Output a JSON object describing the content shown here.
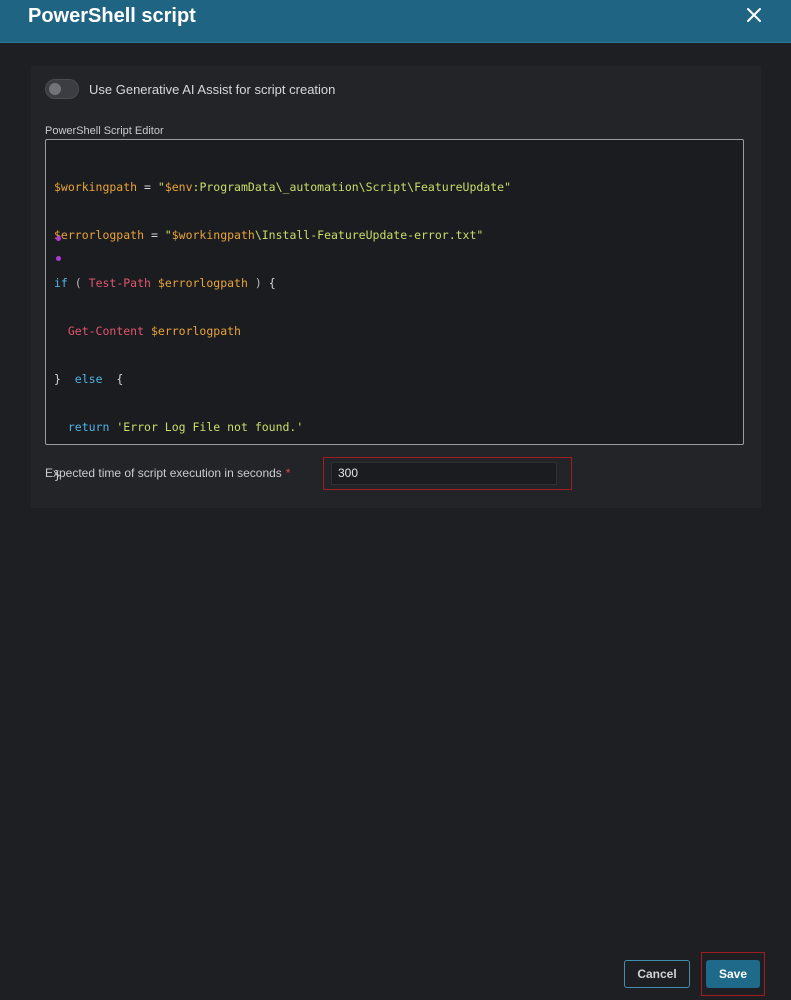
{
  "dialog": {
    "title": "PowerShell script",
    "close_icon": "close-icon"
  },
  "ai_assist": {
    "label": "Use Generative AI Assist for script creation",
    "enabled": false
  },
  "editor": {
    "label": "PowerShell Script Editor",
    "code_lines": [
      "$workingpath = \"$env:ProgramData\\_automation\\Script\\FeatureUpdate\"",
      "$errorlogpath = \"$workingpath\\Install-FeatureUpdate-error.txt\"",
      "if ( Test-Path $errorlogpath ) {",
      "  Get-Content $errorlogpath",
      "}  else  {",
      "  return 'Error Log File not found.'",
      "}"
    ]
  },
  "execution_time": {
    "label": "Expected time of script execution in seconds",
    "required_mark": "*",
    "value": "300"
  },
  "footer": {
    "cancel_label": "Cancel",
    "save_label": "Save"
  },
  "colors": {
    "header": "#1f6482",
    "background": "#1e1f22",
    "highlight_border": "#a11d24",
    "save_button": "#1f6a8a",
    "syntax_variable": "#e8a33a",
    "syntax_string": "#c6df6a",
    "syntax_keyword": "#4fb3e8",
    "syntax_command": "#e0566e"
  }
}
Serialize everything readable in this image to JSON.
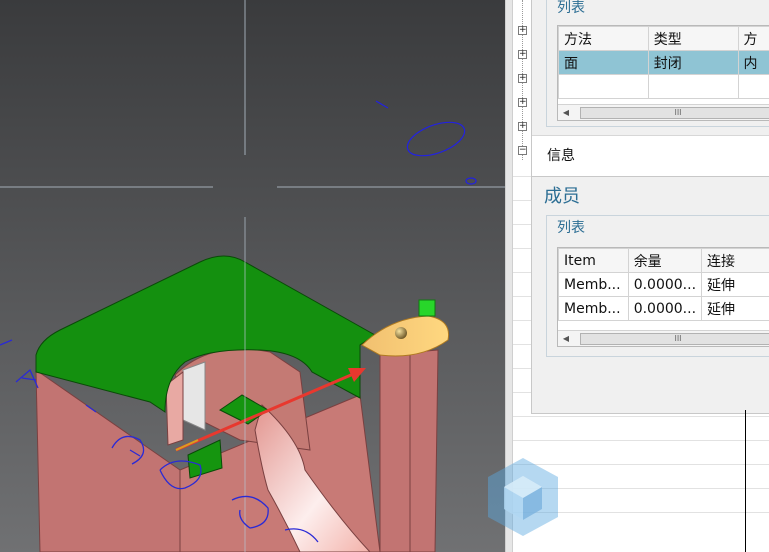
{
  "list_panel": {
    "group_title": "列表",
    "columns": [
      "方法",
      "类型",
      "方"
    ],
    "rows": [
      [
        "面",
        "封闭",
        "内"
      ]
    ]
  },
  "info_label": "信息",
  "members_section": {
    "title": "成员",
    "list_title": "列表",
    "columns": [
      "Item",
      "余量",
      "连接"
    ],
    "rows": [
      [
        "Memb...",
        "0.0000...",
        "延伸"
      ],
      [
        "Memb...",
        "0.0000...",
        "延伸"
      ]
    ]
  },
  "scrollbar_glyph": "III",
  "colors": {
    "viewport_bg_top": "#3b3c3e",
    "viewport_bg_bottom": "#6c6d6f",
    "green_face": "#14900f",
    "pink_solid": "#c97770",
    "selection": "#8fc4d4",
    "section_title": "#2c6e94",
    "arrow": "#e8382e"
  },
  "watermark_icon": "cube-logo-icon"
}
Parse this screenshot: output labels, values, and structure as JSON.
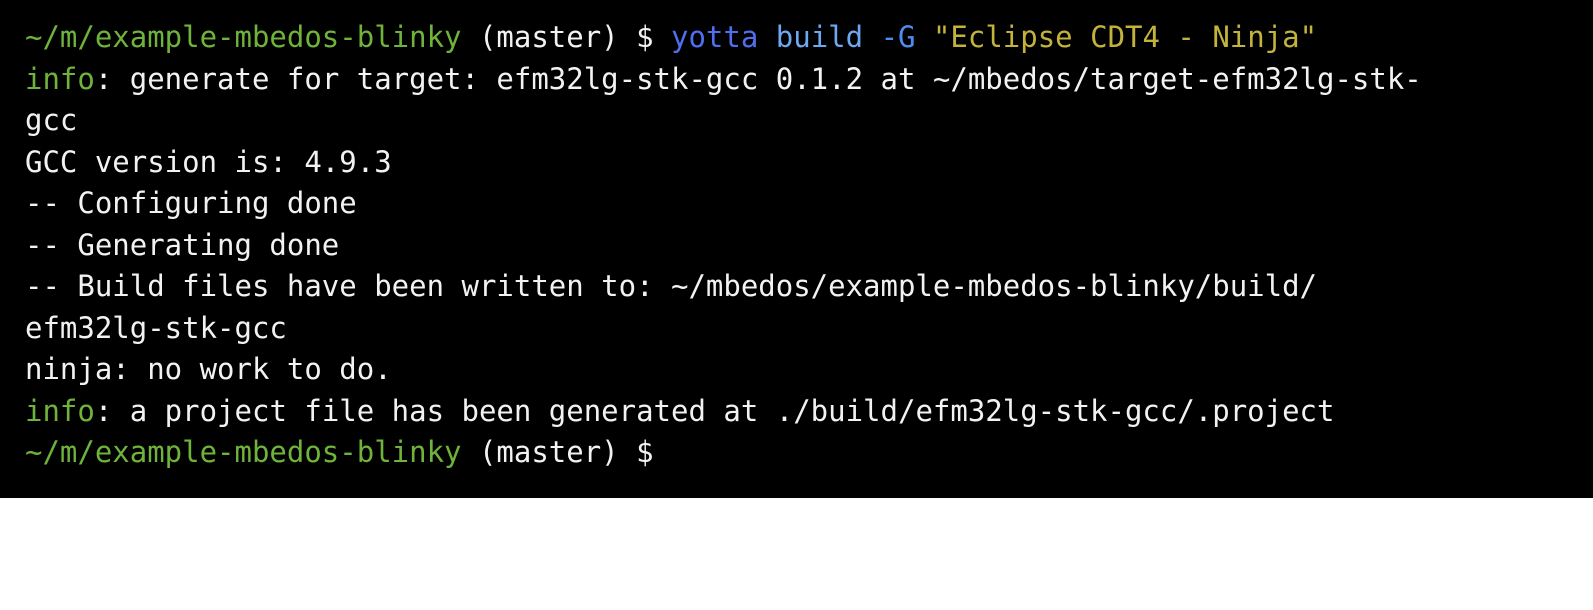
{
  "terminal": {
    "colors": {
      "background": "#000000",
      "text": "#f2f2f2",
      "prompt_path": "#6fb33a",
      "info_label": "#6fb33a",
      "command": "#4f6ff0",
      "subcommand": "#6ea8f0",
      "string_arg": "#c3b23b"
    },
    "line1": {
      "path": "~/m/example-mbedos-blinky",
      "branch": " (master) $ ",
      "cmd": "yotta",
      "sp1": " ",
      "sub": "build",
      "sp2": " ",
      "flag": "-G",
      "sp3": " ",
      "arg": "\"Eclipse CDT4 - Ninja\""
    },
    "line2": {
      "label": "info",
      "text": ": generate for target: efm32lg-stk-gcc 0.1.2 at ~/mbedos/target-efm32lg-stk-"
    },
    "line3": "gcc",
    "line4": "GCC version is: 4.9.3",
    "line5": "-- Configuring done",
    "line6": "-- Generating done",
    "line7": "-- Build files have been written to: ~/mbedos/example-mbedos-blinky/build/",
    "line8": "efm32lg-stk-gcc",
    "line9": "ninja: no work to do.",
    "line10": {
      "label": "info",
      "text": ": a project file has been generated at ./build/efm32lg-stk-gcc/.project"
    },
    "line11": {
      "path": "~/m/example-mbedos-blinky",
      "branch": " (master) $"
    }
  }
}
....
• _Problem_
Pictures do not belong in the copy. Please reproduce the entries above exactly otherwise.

• _Task answer_
Output a JSON object describing the content shown here.
{
  "dialog": {
    "title": "PowerShell script",
    "close_icon": "close-icon"
  },
  "ai_assist": {
    "label": "Use Generative AI Assist for script creation",
    "enabled": false
  },
  "editor": {
    "label": "PowerShell Script Editor",
    "code_lines": [
      "$workingpath = \"$env:ProgramData\\_automation\\Script\\FeatureUpdate\"",
      "$errorlogpath = \"$workingpath\\Install-FeatureUpdate-error.txt\"",
      "if ( Test-Path $errorlogpath ) {",
      "  Get-Content $errorlogpath",
      "}  else  {",
      "  return 'Error Log File not found.'",
      "}"
    ]
  },
  "execution_time": {
    "label": "Expected time of script execution in seconds",
    "required_mark": "*",
    "value": "300"
  },
  "footer": {
    "cancel_label": "Cancel",
    "save_label": "Save"
  },
  "colors": {
    "header": "#1f6482",
    "background": "#1e1f22",
    "highlight_border": "#a11d24",
    "save_button": "#1f6a8a",
    "syntax_variable": "#e8a33a",
    "syntax_string": "#c6df6a",
    "syntax_keyword": "#4fb3e8",
    "syntax_command": "#e0566e"
  }
}
Serialize everything readable in this image to JSON.
{
  "list_panel": {
    "group_title": "列表",
    "columns": [
      "方法",
      "类型",
      "方"
    ],
    "rows": [
      [
        "面",
        "封闭",
        "内"
      ]
    ]
  },
  "info_label": "信息",
  "members_section": {
    "title": "成员",
    "list_title": "列表",
    "columns": [
      "Item",
      "余量",
      "连接"
    ],
    "rows": [
      [
        "Memb...",
        "0.0000...",
        "延伸"
      ],
      [
        "Memb...",
        "0.0000...",
        "延伸"
      ]
    ]
  },
  "scrollbar_glyph": "III",
  "colors": {
    "viewport_bg_top": "#3b3c3e",
    "viewport_bg_bottom": "#6c6d6f",
    "green_face": "#14900f",
    "pink_solid": "#c97770",
    "selection": "#8fc4d4",
    "section_title": "#2c6e94",
    "arrow": "#e8382e"
  },
  "watermark_icon": "cube-logo-icon"
}
Parse this screenshot: output labels, values, and structure as JSON.
{
  "terminal": {
    "colors": {
      "background": "#000000",
      "text": "#f2f2f2",
      "prompt_path": "#6fb33a",
      "info_label": "#6fb33a",
      "command": "#4f6ff0",
      "subcommand": "#6ea8f0",
      "string_arg": "#c3b23b"
    },
    "line1": {
      "path": "~/m/example-mbedos-blinky",
      "branch": " (master) $ ",
      "cmd": "yotta",
      "sp1": " ",
      "sub": "build",
      "sp2": " ",
      "flag": "-G",
      "sp3": " ",
      "arg": "\"Eclipse CDT4 - Ninja\""
    },
    "line2": {
      "label": "info",
      "text": ": generate for target: efm32lg-stk-gcc 0.1.2 at ~/mbedos/target-efm32lg-stk-"
    },
    "line3": "gcc",
    "line4": "GCC version is: 4.9.3",
    "line5": "-- Configuring done",
    "line6": "-- Generating done",
    "line7": "-- Build files have been written to: ~/mbedos/example-mbedos-blinky/build/",
    "line8": "efm32lg-stk-gcc",
    "line9": "ninja: no work to do.",
    "line10": {
      "label": "info",
      "text": ": a project file has been generated at ./build/efm32lg-stk-gcc/.project"
    },
    "line11": {
      "path": "~/m/example-mbedos-blinky",
      "branch": " (master) $"
    }
  }
}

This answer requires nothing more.